## DIRECTIONS
The answer is to be all of the data below, reproduced exactly.

## DATASET EXCERPTS
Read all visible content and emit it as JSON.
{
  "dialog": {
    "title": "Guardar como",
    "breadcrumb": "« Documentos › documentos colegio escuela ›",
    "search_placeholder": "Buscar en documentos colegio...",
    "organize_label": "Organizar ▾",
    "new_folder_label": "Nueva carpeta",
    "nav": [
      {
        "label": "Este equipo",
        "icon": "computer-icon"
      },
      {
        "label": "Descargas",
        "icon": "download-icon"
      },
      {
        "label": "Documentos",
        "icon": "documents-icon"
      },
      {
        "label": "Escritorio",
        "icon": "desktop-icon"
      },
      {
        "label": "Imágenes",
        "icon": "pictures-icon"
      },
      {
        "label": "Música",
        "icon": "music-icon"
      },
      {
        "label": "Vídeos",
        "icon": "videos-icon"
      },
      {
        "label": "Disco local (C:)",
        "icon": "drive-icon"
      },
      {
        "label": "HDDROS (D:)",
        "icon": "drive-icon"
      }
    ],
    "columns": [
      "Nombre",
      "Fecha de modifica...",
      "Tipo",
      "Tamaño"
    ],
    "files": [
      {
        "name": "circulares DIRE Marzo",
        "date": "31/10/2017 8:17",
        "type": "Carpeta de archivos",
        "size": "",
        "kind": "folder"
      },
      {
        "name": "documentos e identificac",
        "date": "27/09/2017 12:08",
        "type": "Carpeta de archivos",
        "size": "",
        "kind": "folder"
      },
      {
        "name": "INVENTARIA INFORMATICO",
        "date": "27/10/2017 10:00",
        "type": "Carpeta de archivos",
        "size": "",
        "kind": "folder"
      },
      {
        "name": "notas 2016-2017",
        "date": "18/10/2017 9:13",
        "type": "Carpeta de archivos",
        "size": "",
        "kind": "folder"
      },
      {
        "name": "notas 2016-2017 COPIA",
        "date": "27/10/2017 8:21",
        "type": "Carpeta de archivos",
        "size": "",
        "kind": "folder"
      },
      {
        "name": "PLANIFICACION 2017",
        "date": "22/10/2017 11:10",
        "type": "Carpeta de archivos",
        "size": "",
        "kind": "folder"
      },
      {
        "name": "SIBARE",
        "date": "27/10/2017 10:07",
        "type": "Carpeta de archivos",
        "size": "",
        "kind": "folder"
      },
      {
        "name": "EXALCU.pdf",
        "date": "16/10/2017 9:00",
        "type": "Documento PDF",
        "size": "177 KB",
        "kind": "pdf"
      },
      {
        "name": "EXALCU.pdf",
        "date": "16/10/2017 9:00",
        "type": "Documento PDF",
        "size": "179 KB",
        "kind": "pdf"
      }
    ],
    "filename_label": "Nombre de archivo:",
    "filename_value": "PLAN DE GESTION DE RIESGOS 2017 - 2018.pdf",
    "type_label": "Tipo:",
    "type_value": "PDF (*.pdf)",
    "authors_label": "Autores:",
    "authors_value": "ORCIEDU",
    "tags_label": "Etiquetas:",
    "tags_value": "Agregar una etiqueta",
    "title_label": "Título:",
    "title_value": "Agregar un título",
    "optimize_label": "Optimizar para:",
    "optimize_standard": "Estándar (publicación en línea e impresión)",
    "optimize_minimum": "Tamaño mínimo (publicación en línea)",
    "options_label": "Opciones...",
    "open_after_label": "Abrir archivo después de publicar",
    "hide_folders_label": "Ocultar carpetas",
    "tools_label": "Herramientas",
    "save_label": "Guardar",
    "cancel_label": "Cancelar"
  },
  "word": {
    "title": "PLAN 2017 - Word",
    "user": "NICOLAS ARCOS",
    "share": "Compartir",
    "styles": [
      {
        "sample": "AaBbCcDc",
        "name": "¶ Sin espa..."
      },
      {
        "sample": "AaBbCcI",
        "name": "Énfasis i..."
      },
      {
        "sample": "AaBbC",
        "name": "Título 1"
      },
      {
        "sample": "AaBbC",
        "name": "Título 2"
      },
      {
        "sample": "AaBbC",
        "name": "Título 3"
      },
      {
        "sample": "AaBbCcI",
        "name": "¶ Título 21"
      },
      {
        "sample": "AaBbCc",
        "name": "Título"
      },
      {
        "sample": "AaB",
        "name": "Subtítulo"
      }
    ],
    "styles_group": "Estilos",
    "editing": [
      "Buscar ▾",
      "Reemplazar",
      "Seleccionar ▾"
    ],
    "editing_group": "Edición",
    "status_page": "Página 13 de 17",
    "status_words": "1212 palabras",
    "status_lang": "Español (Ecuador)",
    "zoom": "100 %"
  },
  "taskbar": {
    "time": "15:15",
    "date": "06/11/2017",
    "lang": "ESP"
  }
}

## ANSWER SPACE
Read all visible content and emit it as JSON.
{
  "dialog": {
    "title": "Guardar como",
    "breadcrumb": "« Documentos › documentos colegio escuela ›",
    "search_placeholder": "Buscar en documentos colegio...",
    "organize_label": "Organizar ▾",
    "new_folder_label": "Nueva carpeta",
    "nav": [
      {
        "label": "Este equipo",
        "icon": "computer-icon"
      },
      {
        "label": "Descargas",
        "icon": "download-icon"
      },
      {
        "label": "Documentos",
        "icon": "documents-icon"
      },
      {
        "label": "Escritorio",
        "icon": "desktop-icon"
      },
      {
        "label": "Imágenes",
        "icon": "pictures-icon"
      },
      {
        "label": "Música",
        "icon": "music-icon"
      },
      {
        "label": "Vídeos",
        "icon": "videos-icon"
      },
      {
        "label": "Disco local (C:)",
        "icon": "drive-icon"
      },
      {
        "label": "HDDROS (D:)",
        "icon": "drive-icon"
      }
    ],
    "columns": [
      "Nombre",
      "Fecha de modifica...",
      "Tipo",
      "Tamaño"
    ],
    "files": [
      {
        "name": "circulares DIRE Marzo",
        "date": "31/10/2017 8:17",
        "type": "Carpeta de archivos",
        "size": "",
        "kind": "folder"
      },
      {
        "name": "documentos e identificac",
        "date": "27/09/2017 12:08",
        "type": "Carpeta de archivos",
        "size": "",
        "kind": "folder"
      },
      {
        "name": "INVENTARIA INFORMATICO",
        "date": "27/10/2017 10:00",
        "type": "Carpeta de archivos",
        "size": "",
        "kind": "folder"
      },
      {
        "name": "notas 2016-2017",
        "date": "18/10/2017 9:13",
        "type": "Carpeta de archivos",
        "size": "",
        "kind": "folder"
      },
      {
        "name": "notas 2016-2017 COPIA",
        "date": "27/10/2017 8:21",
        "type": "Carpeta de archivos",
        "size": "",
        "kind": "folder"
      },
      {
        "name": "PLANIFICACION 2017",
        "date": "22/10/2017 11:10",
        "type": "Carpeta de archivos",
        "size": "",
        "kind": "folder"
      },
      {
        "name": "SIBARE",
        "date": "27/10/2017 10:07",
        "type": "Carpeta de archivos",
        "size": "",
        "kind": "folder"
      },
      {
        "name": "EXALCU.pdf",
        "date": "16/10/2017 9:00",
        "type": "Documento PDF",
        "size": "177 KB",
        "kind": "pdf"
      },
      {
        "name": "EXALCU.pdf",
        "date": "16/10/2017 9:00",
        "type": "Documento PDF",
        "size": "179 KB",
        "kind": "pdf"
      }
    ],
    "filename_label": "Nombre de archivo:",
    "filename_value": "PLAN DE GESTION DE RIESGOS 2017 - 2018.pdf",
    "type_label": "Tipo:",
    "type_value": "PDF (*.pdf)",
    "authors_label": "Autores:",
    "authors_value": "ORCIEDU",
    "tags_label": "Etiquetas:",
    "tags_value": "Agregar una etiqueta",
    "title_label": "Título:",
    "title_value": "Agregar un título",
    "optimize_label": "Optimizar para:",
    "optimize_standard": "Estándar (publicación en línea e impresión)",
    "optimize_minimum": "Tamaño mínimo (publicación en línea)",
    "options_label": "Opciones...",
    "open_after_label": "Abrir archivo después de publicar",
    "hide_folders_label": "Ocultar carpetas",
    "tools_label": "Herramientas",
    "save_label": "Guardar",
    "cancel_label": "Cancelar"
  },
  "word": {
    "title": "PLAN 2017 - Word",
    "user": "NICOLAS ARCOS",
    "share": "Compartir",
    "styles": [
      {
        "sample": "AaBbCcDc",
        "name": "¶ Sin espa..."
      },
      {
        "sample": "AaBbCcI",
        "name": "Énfasis i..."
      },
      {
        "sample": "AaBbC",
        "name": "Título 1"
      },
      {
        "sample": "AaBbC",
        "name": "Título 2"
      },
      {
        "sample": "AaBbC",
        "name": "Título 3"
      },
      {
        "sample": "AaBbCcI",
        "name": "¶ Título 21"
      },
      {
        "sample": "AaBbCc",
        "name": "Título"
      },
      {
        "sample": "AaB",
        "name": "Subtítulo"
      }
    ],
    "styles_group": "Estilos",
    "editing": [
      "Buscar ▾",
      "Reemplazar",
      "Seleccionar ▾"
    ],
    "editing_group": "Edición",
    "status_page": "Página 13 de 17",
    "status_words": "1212 palabras",
    "status_lang": "Español (Ecuador)",
    "zoom": "100 %"
  },
  "taskbar": {
    "time": "15:15",
    "date": "06/11/2017",
    "lang": "ESP"
  }
}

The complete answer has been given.